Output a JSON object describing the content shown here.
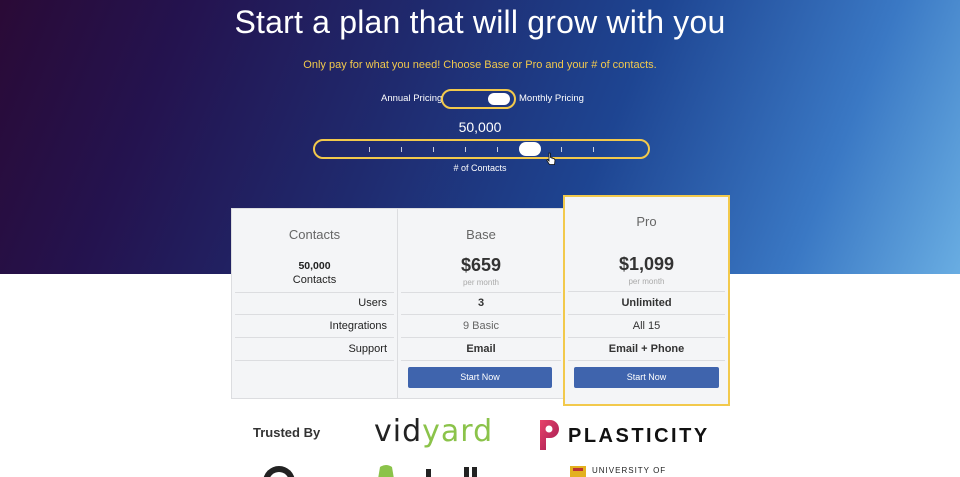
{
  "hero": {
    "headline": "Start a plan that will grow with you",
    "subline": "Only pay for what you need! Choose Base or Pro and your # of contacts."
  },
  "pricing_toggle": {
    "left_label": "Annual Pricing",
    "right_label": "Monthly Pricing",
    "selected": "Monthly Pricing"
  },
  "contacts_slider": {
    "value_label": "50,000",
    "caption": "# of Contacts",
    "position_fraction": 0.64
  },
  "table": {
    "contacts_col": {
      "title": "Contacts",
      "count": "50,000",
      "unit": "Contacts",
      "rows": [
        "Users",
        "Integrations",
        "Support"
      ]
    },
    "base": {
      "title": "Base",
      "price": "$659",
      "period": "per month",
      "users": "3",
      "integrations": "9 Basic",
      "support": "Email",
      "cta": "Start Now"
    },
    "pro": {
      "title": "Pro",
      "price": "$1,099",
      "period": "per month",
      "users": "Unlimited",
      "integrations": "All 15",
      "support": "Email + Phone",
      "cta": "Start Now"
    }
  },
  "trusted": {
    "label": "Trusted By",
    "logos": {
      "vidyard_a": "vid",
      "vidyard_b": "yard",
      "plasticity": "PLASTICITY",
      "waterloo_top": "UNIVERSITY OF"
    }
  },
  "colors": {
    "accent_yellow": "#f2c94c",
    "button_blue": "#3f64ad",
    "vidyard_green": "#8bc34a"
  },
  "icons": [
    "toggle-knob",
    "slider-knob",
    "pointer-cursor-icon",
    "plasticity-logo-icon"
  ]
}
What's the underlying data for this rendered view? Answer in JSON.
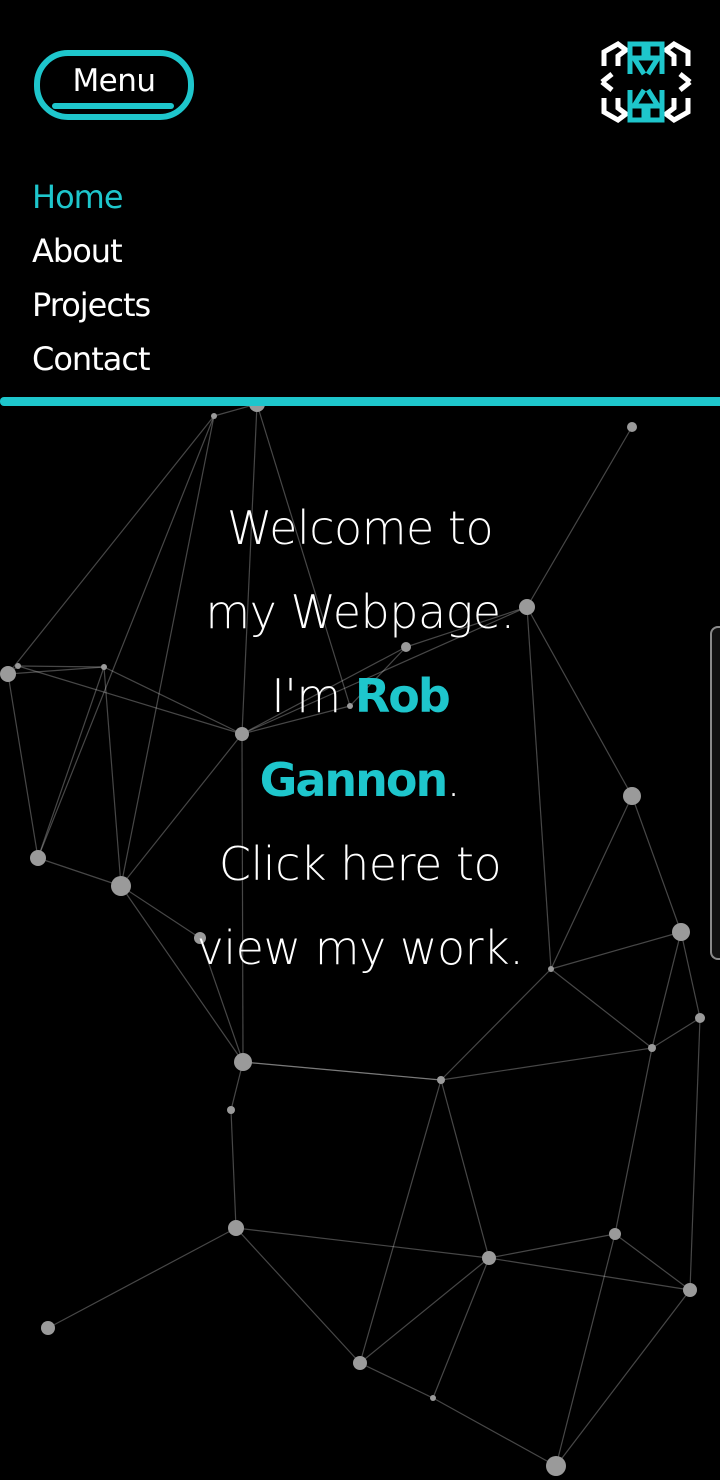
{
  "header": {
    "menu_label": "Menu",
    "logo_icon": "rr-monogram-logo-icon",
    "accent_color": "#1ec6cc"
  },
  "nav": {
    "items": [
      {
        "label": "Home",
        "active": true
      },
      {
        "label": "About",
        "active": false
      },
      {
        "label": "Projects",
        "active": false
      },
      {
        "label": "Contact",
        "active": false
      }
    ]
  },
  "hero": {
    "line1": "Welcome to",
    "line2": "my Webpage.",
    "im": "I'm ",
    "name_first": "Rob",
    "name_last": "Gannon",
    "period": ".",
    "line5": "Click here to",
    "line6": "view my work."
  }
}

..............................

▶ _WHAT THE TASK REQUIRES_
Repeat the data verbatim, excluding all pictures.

▶ _REPLY TO THE TASK_
Output a JSON object describing the content shown here.
{
  "hero": {
    "headline": "Start a plan that will grow with you",
    "subline": "Only pay for what you need! Choose Base or Pro and your # of contacts."
  },
  "pricing_toggle": {
    "left_label": "Annual Pricing",
    "right_label": "Monthly Pricing",
    "selected": "Monthly Pricing"
  },
  "contacts_slider": {
    "value_label": "50,000",
    "caption": "# of Contacts",
    "position_fraction": 0.64
  },
  "table": {
    "contacts_col": {
      "title": "Contacts",
      "count": "50,000",
      "unit": "Contacts",
      "rows": [
        "Users",
        "Integrations",
        "Support"
      ]
    },
    "base": {
      "title": "Base",
      "price": "$659",
      "period": "per month",
      "users": "3",
      "integrations": "9 Basic",
      "support": "Email",
      "cta": "Start Now"
    },
    "pro": {
      "title": "Pro",
      "price": "$1,099",
      "period": "per month",
      "users": "Unlimited",
      "integrations": "All 15",
      "support": "Email + Phone",
      "cta": "Start Now"
    }
  },
  "trusted": {
    "label": "Trusted By",
    "logos": {
      "vidyard_a": "vid",
      "vidyard_b": "yard",
      "plasticity": "PLASTICITY",
      "waterloo_top": "UNIVERSITY OF"
    }
  },
  "colors": {
    "accent_yellow": "#f2c94c",
    "button_blue": "#3f64ad",
    "vidyard_green": "#8bc34a"
  },
  "icons": [
    "toggle-knob",
    "slider-knob",
    "pointer-cursor-icon",
    "plasticity-logo-icon"
  ]
}
What's the underlying data for this rendered view? Answer in JSON.
{
  "header": {
    "menu_label": "Menu",
    "logo_icon": "rr-monogram-logo-icon",
    "accent_color": "#1ec6cc"
  },
  "nav": {
    "items": [
      {
        "label": "Home",
        "active": true
      },
      {
        "label": "About",
        "active": false
      },
      {
        "label": "Projects",
        "active": false
      },
      {
        "label": "Contact",
        "active": false
      }
    ]
  },
  "hero": {
    "line1": "Welcome to",
    "line2": "my Webpage.",
    "im": "I'm ",
    "name_first": "Rob",
    "name_last": "Gannon",
    "period": ".",
    "line5": "Click here to",
    "line6": "view my work."
  }
}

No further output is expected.